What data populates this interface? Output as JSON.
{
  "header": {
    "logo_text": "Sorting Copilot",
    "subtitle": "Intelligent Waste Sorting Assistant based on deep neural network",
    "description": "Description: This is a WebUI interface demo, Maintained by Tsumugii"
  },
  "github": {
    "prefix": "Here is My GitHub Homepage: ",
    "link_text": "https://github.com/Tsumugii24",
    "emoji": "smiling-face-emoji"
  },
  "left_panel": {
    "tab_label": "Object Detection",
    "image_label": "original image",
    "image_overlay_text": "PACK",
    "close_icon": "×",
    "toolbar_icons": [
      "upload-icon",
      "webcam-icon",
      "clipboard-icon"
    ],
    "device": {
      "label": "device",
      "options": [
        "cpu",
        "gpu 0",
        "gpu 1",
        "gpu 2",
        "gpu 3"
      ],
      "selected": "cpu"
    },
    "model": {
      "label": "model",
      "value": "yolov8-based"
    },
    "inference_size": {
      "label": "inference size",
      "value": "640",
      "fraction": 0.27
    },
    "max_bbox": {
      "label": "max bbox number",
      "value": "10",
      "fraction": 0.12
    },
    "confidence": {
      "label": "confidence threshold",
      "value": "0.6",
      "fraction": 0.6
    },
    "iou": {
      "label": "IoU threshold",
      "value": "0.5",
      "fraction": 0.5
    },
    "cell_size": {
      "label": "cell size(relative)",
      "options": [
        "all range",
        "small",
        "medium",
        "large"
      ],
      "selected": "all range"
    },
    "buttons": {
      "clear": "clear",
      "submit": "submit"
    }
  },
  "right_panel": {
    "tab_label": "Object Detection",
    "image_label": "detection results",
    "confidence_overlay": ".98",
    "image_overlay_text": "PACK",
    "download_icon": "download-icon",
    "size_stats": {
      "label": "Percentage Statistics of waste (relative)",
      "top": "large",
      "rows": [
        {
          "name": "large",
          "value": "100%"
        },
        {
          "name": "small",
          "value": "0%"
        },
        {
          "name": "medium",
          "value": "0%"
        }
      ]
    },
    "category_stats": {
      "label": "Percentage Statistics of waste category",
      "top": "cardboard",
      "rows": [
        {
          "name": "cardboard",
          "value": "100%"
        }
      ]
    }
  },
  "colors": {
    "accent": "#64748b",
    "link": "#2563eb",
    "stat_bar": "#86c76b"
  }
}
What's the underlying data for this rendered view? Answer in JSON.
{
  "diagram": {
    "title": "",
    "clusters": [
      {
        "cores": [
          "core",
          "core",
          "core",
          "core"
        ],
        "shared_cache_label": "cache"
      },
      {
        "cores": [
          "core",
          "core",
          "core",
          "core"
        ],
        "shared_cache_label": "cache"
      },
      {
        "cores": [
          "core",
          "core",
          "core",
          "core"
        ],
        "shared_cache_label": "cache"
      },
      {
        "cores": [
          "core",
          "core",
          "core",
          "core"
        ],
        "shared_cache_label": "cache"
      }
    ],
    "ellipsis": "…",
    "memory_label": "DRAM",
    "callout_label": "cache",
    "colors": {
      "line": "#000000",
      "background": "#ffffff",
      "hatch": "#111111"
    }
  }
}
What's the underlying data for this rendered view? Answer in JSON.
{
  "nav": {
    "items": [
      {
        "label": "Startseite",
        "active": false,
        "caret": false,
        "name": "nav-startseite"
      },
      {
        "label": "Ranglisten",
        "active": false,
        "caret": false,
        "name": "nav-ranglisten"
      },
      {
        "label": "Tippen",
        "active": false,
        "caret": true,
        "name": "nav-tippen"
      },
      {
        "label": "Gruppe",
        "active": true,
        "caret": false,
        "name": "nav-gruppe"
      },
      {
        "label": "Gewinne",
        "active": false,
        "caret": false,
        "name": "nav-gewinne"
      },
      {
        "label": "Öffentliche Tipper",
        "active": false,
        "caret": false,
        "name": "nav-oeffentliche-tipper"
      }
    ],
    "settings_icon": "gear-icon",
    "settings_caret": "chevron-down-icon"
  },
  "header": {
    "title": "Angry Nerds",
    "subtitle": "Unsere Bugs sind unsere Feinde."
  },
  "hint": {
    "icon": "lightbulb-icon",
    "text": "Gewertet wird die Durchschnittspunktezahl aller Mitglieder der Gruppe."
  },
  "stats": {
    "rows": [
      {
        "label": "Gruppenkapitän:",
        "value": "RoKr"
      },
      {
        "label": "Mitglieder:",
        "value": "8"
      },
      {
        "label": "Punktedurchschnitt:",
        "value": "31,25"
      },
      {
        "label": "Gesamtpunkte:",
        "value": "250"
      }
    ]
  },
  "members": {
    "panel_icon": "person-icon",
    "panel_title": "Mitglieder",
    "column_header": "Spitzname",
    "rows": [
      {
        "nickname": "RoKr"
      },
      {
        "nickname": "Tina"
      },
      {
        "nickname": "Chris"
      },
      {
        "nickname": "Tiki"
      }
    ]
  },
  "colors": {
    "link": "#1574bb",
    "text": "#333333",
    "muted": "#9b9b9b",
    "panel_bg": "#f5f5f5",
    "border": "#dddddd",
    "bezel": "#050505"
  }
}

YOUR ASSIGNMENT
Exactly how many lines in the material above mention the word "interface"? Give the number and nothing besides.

OUTPUT OF THE TASK
2